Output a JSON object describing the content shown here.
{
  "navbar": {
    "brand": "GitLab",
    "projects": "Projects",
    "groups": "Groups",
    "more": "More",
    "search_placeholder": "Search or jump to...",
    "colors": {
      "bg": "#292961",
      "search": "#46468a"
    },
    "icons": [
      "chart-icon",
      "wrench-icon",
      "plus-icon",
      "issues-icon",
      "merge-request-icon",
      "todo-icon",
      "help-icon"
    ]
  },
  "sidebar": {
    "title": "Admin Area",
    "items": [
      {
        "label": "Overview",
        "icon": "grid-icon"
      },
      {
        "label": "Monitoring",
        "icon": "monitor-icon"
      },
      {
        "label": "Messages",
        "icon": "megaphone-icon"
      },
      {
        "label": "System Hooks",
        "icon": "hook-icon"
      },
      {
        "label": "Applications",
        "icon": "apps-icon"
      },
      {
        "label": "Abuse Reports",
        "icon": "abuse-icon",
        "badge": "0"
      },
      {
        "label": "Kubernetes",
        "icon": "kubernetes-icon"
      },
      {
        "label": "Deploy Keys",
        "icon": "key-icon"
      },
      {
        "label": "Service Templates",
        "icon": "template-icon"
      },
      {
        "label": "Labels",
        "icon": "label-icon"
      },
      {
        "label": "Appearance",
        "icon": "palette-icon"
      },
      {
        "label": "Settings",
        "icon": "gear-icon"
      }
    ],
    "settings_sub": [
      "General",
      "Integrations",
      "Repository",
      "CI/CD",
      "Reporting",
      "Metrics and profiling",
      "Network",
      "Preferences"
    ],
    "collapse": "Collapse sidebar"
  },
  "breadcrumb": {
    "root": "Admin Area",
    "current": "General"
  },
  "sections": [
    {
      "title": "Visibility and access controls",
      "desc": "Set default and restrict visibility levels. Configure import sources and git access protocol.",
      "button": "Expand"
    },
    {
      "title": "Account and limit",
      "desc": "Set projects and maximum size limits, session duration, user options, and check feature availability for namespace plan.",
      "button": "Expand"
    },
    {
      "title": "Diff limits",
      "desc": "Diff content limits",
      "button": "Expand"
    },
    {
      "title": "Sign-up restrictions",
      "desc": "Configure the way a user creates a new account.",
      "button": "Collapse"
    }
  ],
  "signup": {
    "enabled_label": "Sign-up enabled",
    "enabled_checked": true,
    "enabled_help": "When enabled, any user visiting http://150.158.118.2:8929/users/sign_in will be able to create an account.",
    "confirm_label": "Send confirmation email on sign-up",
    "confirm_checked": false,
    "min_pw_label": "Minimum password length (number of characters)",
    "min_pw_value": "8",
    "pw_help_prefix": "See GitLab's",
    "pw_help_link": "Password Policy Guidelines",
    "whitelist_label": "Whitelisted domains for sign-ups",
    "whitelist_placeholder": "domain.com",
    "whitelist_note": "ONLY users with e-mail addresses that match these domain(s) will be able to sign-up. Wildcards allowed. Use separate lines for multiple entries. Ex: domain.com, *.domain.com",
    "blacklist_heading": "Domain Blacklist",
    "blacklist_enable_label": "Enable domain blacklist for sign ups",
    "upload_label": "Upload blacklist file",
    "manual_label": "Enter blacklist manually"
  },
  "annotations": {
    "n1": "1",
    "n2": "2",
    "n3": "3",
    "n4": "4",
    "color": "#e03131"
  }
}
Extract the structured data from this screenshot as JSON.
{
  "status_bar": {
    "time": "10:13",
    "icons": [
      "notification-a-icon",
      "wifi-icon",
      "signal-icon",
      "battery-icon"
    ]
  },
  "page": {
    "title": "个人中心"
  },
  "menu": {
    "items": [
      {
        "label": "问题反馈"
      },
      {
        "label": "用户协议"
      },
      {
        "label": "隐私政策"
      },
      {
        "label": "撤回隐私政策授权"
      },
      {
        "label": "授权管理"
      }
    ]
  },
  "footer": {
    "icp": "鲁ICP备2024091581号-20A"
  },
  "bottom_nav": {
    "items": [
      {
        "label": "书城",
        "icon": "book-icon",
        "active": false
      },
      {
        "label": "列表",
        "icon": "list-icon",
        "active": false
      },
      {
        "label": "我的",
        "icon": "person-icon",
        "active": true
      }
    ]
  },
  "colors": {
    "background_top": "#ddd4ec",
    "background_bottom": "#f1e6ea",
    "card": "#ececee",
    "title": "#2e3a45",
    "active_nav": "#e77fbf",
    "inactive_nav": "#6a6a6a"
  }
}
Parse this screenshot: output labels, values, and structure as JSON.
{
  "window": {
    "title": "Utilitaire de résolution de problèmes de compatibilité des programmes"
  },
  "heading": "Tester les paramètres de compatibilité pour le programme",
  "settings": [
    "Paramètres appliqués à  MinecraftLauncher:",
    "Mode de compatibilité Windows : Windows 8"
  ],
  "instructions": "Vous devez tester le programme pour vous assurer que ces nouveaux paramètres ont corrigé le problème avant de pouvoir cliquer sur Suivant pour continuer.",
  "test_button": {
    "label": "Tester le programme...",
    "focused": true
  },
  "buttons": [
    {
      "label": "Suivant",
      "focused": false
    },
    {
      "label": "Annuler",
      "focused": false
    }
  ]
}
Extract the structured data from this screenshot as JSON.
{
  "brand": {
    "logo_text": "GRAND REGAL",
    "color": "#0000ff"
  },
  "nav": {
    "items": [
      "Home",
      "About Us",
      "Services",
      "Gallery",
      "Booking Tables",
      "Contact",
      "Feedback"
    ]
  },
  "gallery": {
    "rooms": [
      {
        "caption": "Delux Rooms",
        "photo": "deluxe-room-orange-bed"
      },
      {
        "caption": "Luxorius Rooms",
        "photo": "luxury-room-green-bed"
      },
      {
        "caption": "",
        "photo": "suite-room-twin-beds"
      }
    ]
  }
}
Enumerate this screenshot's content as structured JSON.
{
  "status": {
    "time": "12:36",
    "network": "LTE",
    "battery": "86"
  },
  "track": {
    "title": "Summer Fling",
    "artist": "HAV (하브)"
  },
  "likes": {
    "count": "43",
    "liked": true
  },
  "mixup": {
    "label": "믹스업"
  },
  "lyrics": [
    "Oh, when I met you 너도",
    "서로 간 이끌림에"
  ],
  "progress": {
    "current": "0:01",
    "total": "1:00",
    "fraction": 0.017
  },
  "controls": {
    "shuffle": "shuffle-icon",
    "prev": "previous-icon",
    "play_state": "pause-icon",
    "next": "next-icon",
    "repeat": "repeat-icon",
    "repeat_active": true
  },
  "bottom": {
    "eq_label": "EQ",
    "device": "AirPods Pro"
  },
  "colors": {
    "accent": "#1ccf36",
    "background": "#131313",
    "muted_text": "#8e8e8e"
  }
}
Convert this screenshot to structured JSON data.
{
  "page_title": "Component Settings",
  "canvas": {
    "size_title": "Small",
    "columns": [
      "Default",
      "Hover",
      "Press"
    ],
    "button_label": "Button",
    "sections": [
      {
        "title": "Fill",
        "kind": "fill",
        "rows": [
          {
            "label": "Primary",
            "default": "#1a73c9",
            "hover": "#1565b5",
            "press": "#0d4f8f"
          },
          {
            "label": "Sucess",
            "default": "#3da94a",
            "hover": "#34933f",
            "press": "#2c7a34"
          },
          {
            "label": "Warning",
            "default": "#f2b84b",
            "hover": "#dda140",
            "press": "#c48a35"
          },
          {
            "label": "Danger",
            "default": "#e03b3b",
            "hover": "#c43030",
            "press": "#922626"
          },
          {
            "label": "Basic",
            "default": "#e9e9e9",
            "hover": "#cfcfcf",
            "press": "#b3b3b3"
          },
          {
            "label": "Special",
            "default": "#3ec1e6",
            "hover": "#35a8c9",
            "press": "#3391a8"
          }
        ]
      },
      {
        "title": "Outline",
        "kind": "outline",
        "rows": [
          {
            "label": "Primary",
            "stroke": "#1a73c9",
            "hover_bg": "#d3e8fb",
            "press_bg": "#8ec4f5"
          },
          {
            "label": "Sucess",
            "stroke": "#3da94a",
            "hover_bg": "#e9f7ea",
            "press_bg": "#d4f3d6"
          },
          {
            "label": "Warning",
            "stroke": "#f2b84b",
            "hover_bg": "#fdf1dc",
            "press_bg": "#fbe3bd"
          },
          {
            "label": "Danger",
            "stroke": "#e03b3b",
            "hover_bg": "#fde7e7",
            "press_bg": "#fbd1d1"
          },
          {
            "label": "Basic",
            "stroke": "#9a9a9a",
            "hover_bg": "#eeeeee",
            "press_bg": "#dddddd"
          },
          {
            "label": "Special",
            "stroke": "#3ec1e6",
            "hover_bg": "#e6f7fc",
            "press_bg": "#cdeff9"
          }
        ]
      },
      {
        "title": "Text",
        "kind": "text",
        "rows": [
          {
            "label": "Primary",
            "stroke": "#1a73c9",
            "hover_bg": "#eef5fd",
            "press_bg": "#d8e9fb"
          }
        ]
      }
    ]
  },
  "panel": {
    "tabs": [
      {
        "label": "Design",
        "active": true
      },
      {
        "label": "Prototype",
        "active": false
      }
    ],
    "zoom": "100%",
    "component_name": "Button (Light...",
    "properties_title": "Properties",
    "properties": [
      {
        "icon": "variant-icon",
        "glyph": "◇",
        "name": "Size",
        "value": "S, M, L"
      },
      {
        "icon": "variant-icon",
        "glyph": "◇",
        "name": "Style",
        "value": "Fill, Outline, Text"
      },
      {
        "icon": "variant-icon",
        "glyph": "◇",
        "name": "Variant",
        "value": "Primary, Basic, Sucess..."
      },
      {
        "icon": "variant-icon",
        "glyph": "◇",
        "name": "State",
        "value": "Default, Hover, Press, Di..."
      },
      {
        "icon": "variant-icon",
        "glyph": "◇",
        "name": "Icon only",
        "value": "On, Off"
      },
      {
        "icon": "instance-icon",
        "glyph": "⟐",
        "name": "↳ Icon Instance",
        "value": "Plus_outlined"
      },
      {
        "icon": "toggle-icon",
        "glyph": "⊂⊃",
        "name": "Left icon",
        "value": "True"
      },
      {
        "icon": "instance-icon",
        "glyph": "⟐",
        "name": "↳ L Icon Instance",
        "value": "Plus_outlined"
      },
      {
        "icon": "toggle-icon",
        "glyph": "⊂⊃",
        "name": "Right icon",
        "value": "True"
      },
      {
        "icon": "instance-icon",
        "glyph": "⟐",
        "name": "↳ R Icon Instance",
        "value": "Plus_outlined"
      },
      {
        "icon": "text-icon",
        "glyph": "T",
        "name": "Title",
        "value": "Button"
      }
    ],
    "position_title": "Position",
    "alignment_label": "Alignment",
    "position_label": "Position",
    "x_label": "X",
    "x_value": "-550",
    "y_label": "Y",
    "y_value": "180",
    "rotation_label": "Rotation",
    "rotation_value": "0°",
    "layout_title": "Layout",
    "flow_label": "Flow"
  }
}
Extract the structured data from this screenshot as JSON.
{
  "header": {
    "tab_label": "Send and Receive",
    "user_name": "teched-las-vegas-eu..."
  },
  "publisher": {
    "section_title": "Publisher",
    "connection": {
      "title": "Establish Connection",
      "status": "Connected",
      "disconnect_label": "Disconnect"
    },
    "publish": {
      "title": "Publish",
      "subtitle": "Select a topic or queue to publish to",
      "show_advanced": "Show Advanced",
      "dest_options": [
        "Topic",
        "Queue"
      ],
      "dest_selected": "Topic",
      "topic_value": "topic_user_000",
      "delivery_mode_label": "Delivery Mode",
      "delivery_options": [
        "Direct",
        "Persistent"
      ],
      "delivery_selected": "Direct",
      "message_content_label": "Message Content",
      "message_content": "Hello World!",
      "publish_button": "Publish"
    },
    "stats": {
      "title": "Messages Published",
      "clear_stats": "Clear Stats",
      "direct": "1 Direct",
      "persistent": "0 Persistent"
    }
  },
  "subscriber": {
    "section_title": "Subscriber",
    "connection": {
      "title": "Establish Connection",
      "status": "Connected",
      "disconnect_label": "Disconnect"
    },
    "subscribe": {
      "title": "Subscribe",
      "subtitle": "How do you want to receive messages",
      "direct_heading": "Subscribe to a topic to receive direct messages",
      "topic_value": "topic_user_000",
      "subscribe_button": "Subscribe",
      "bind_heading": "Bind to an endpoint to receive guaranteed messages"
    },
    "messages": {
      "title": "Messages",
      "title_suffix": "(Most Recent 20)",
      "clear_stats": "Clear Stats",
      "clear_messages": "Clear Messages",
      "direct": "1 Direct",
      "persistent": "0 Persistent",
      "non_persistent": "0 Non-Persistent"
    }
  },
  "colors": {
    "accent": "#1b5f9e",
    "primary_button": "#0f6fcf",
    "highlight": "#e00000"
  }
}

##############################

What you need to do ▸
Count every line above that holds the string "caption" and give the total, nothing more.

Answer for this exercise ▸
3